Increased Standardization

Groups such as the Continua Alliance are working to develop and promote standards for mobile and home health products. While many manufacturers will have their own unique understanding and implementation of these standards, a push towards a more consistent plug-and-play experience will develop in the years ahead.  Additionally, existing standards for low-power wireless data transfer will be adopted with greater regularity, allowing for the development of mobile peripherals that can be used without the need for regular docking or recharging.

Improved "Signal-to-Noise Ratio" in the Market
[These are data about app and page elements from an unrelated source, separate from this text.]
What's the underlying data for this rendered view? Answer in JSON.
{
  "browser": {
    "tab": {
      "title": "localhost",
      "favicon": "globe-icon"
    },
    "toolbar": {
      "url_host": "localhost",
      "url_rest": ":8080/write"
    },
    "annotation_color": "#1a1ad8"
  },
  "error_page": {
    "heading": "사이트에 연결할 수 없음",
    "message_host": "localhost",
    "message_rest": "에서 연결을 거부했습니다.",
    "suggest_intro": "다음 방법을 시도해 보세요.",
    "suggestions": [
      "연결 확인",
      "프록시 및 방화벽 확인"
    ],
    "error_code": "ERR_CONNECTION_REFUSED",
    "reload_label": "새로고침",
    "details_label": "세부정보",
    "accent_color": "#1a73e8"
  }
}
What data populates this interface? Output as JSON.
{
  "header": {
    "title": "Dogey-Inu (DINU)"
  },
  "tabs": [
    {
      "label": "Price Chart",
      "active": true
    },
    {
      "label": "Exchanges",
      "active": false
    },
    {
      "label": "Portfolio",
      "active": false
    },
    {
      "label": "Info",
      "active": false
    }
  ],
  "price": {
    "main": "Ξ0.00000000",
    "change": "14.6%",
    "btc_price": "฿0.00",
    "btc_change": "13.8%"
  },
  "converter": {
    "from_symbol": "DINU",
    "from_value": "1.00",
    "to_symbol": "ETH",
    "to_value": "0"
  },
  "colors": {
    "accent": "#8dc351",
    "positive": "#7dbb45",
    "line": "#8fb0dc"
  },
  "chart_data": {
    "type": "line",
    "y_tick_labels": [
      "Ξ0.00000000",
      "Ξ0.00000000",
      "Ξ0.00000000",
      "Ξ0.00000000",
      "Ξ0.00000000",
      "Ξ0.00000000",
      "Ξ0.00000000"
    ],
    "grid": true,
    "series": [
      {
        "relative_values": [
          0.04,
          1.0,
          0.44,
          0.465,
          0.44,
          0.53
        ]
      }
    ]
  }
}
Signal-to-noise ratio is a measure comparing the level of a desired signal to that of the level of background noise. Here, we use the term to refer to the ratio of clinically relevant mHealth technology to the level of irrelevant or substandard products marketed as ‘mHealth’. Some smaller developers and review sites are stepping up to fill voids in the mHealth market. Many of these developers build applications that are not as polished as consumers demand. As developers establish themselves as reliable and mature, the consumer market will gravitate toward them. Large manufacturers will also become a powerful presence in the market, lending the credibility of name recognition in immerging areas presently filled by little-known developers. That said, some great innovations will likely continue to come from the small developers as they work to meet the needs of a rapidly-changing market.

Improved Performance

The power of modern smartphones is increasing, with the speed of the CPU and the number of cores allowing for the development of quality video applications. At the same time, networks are rolling out the latest in high-speed cellular towers, allowing 4G connectivity in many different markets.  The combined speed of the processors and networks will drastically improve the performance of some applications.  Manufacturers are also learning which interfaces work well for consumers, so the usability of applications will also increase over time. The mobile modality is still relatively young, but is maturing with each product release.

Decreased Costs

The very factors that have created the current signal-to-noise problem within the application and peripheral market will also drive down prices.  The creation of a market within health care that serves individual consumers and is grown by small developers will continue a push toward the commoditization of health care.  As more major manufacturers enter the market, the ability of these companies to build and sell products in bulk will further drive prices lower.  Mobile solutions may become a marketing tool to draw people in to larger services and product packages, with free mobile applications being offset by profit from enterprise systems and other services.